● TASK INSTRUCTIONS
Your response should be the listing below, repeated exactly and in full.

● SUPPLIED RECORDS
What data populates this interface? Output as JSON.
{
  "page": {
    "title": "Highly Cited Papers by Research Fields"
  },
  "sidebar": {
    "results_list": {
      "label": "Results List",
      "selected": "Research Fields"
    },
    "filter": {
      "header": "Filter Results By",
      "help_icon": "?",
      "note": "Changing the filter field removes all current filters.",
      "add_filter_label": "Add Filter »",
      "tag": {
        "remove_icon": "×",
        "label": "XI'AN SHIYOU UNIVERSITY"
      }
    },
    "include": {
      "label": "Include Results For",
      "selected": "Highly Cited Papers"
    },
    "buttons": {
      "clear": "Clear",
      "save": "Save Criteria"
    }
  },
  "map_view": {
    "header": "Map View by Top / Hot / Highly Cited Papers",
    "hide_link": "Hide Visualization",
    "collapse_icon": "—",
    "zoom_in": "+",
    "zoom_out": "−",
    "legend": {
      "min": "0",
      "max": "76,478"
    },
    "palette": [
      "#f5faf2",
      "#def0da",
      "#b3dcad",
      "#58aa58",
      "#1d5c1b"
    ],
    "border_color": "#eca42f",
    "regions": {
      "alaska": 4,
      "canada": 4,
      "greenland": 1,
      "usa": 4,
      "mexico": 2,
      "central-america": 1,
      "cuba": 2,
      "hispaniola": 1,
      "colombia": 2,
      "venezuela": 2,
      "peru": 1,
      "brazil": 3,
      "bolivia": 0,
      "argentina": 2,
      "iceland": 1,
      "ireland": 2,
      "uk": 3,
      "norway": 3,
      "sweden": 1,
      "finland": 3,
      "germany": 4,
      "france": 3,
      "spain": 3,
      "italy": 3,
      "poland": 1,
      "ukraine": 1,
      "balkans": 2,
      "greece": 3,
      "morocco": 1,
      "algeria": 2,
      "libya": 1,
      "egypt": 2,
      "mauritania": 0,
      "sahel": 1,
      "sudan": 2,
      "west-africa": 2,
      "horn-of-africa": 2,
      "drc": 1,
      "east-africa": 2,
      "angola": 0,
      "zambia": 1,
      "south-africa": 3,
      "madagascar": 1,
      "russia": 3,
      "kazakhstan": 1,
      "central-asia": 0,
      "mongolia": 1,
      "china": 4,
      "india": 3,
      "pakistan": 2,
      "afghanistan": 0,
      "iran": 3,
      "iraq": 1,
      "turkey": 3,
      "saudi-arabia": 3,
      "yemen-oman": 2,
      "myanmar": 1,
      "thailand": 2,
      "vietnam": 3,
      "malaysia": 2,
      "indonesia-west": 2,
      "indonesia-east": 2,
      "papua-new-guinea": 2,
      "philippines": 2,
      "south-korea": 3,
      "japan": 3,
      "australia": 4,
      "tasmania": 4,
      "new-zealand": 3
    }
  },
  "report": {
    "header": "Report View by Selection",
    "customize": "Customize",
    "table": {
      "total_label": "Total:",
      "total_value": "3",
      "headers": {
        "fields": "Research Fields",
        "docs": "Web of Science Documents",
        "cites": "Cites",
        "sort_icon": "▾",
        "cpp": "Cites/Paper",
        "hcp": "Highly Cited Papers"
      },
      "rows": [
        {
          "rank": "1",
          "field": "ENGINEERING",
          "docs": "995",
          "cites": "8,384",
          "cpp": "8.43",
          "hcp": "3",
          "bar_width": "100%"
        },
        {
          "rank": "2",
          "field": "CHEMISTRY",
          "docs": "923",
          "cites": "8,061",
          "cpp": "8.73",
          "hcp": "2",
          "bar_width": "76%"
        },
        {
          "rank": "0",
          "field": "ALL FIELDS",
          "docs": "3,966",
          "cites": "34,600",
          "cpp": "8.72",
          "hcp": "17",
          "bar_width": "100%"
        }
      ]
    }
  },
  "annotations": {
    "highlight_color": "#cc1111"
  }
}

● TASK RESULT
What data populates this interface? Output as JSON.
{
  "page": {
    "title": "Highly Cited Papers by Research Fields"
  },
  "sidebar": {
    "results_list": {
      "label": "Results List",
      "selected": "Research Fields"
    },
    "filter": {
      "header": "Filter Results By",
      "help_icon": "?",
      "note": "Changing the filter field removes all current filters.",
      "add_filter_label": "Add Filter »",
      "tag": {
        "remove_icon": "×",
        "label": "XI'AN SHIYOU UNIVERSITY"
      }
    },
    "include": {
      "label": "Include Results For",
      "selected": "Highly Cited Papers"
    },
    "buttons": {
      "clear": "Clear",
      "save": "Save Criteria"
    }
  },
  "map_view": {
    "header": "Map View by Top / Hot / Highly Cited Papers",
    "hide_link": "Hide Visualization",
    "collapse_icon": "—",
    "zoom_in": "+",
    "zoom_out": "−",
    "legend": {
      "min": "0",
      "max": "76,478"
    },
    "palette": [
      "#f5faf2",
      "#def0da",
      "#b3dcad",
      "#58aa58",
      "#1d5c1b"
    ],
    "border_color": "#eca42f",
    "regions": {
      "alaska": 4,
      "canada": 4,
      "greenland": 1,
      "usa": 4,
      "mexico": 2,
      "central-america": 1,
      "cuba": 2,
      "hispaniola": 1,
      "colombia": 2,
      "venezuela": 2,
      "peru": 1,
      "brazil": 3,
      "bolivia": 0,
      "argentina": 2,
      "iceland": 1,
      "ireland": 2,
      "uk": 3,
      "norway": 3,
      "sweden": 1,
      "finland": 3,
      "germany": 4,
      "france": 3,
      "spain": 3,
      "italy": 3,
      "poland": 1,
      "ukraine": 1,
      "balkans": 2,
      "greece": 3,
      "morocco": 1,
      "algeria": 2,
      "libya": 1,
      "egypt": 2,
      "mauritania": 0,
      "sahel": 1,
      "sudan": 2,
      "west-africa": 2,
      "horn-of-africa": 2,
      "drc": 1,
      "east-africa": 2,
      "angola": 0,
      "zambia": 1,
      "south-africa": 3,
      "madagascar": 1,
      "russia": 3,
      "kazakhstan": 1,
      "central-asia": 0,
      "mongolia": 1,
      "china": 4,
      "india": 3,
      "pakistan": 2,
      "afghanistan": 0,
      "iran": 3,
      "iraq": 1,
      "turkey": 3,
      "saudi-arabia": 3,
      "yemen-oman": 2,
      "myanmar": 1,
      "thailand": 2,
      "vietnam": 3,
      "malaysia": 2,
      "indonesia-west": 2,
      "indonesia-east": 2,
      "papua-new-guinea": 2,
      "philippines": 2,
      "south-korea": 3,
      "japan": 3,
      "australia": 4,
      "tasmania": 4,
      "new-zealand": 3
    }
  },
  "report": {
    "header": "Report View by Selection",
    "customize": "Customize",
    "table": {
      "total_label": "Total:",
      "total_value": "3",
      "headers": {
        "fields": "Research Fields",
        "docs": "Web of Science Documents",
        "cites": "Cites",
        "sort_icon": "▾",
        "cpp": "Cites/Paper",
        "hcp": "Highly Cited Papers"
      },
      "rows": [
        {
          "rank": "1",
          "field": "ENGINEERING",
          "docs": "995",
          "cites": "8,384",
          "cpp": "8.43",
          "hcp": "3",
          "bar_width": "100%"
        },
        {
          "rank": "2",
          "field": "CHEMISTRY",
          "docs": "923",
          "cites": "8,061",
          "cpp": "8.73",
          "hcp": "2",
          "bar_width": "76%"
        },
        {
          "rank": "0",
          "field": "ALL FIELDS",
          "docs": "3,966",
          "cites": "34,600",
          "cpp": "8.72",
          "hcp": "17",
          "bar_width": "100%"
        }
      ]
    }
  },
  "annotations": {
    "highlight_color": "#cc1111"
  }
}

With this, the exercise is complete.